__Task details__:
Scan the records for the line containing "Transcribe this image's". From there through the last line, write out each line exactly.

__Extracted data entries__:
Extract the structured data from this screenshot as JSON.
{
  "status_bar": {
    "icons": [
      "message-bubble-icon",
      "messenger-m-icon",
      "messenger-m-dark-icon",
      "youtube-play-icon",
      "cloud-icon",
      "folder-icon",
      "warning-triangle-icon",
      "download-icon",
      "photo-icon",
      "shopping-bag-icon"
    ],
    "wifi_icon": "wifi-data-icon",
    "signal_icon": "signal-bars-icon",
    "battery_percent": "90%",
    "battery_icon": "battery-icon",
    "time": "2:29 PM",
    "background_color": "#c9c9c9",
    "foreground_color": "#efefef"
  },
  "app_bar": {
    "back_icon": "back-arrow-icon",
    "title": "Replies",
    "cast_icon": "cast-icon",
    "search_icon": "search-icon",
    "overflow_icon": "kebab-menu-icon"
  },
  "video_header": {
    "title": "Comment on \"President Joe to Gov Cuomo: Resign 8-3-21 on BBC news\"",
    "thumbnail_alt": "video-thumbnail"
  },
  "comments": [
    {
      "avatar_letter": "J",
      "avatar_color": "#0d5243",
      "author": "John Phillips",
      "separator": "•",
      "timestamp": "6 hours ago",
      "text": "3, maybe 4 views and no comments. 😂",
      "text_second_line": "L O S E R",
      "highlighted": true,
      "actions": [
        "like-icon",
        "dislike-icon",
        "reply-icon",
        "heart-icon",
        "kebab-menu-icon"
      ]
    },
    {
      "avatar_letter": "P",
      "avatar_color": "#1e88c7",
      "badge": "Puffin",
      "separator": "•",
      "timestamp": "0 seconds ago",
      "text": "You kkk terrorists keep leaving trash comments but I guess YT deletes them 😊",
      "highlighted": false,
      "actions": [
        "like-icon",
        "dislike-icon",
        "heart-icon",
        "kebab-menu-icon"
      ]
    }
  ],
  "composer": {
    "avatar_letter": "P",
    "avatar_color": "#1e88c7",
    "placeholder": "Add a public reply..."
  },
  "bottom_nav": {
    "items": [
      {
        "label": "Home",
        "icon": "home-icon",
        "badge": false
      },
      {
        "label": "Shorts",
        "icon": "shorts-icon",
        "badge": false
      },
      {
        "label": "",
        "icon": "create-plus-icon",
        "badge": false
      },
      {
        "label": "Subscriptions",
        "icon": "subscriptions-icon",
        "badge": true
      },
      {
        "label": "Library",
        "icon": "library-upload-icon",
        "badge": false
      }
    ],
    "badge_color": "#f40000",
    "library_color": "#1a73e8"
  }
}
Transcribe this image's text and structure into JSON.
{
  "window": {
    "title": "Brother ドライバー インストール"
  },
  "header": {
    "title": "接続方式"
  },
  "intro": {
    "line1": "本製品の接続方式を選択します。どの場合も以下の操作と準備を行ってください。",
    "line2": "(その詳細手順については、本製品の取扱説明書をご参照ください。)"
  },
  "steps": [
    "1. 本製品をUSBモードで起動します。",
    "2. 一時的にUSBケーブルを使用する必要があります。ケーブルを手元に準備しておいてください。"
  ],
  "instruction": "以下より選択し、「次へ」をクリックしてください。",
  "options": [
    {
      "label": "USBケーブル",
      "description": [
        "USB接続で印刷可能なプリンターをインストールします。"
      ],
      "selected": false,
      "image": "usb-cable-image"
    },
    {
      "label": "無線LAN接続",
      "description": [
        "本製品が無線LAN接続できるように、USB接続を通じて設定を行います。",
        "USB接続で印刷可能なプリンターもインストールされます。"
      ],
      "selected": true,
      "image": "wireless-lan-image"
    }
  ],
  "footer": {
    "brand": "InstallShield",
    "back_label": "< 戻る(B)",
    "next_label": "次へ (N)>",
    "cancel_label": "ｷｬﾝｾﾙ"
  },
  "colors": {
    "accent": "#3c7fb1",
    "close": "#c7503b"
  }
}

__Task output__:
Transcribe this image's text and structure into JSON.
{
  "window": {
    "title": "Brother ドライバー インストール"
  },
  "header": {
    "title": "接続方式"
  },
  "intro": {
    "line1": "本製品の接続方式を選択します。どの場合も以下の操作と準備を行ってください。",
    "line2": "(その詳細手順については、本製品の取扱説明書をご参照ください。)"
  },
  "steps": [
    "1. 本製品をUSBモードで起動します。",
    "2. 一時的にUSBケーブルを使用する必要があります。ケーブルを手元に準備しておいてください。"
  ],
  "instruction": "以下より選択し、「次へ」をクリックしてください。",
  "options": [
    {
      "label": "USBケーブル",
      "description": [
        "USB接続で印刷可能なプリンターをインストールします。"
      ],
      "selected": false,
      "image": "usb-cable-image"
    },
    {
      "label": "無線LAN接続",
      "description": [
        "本製品が無線LAN接続できるように、USB接続を通じて設定を行います。",
        "USB接続で印刷可能なプリンターもインストールされます。"
      ],
      "selected": true,
      "image": "wireless-lan-image"
    }
  ],
  "footer": {
    "brand": "InstallShield",
    "back_label": "< 戻る(B)",
    "next_label": "次へ (N)>",
    "cancel_label": "ｷｬﾝｾﾙ"
  },
  "colors": {
    "accent": "#3c7fb1",
    "close": "#c7503b"
  }
}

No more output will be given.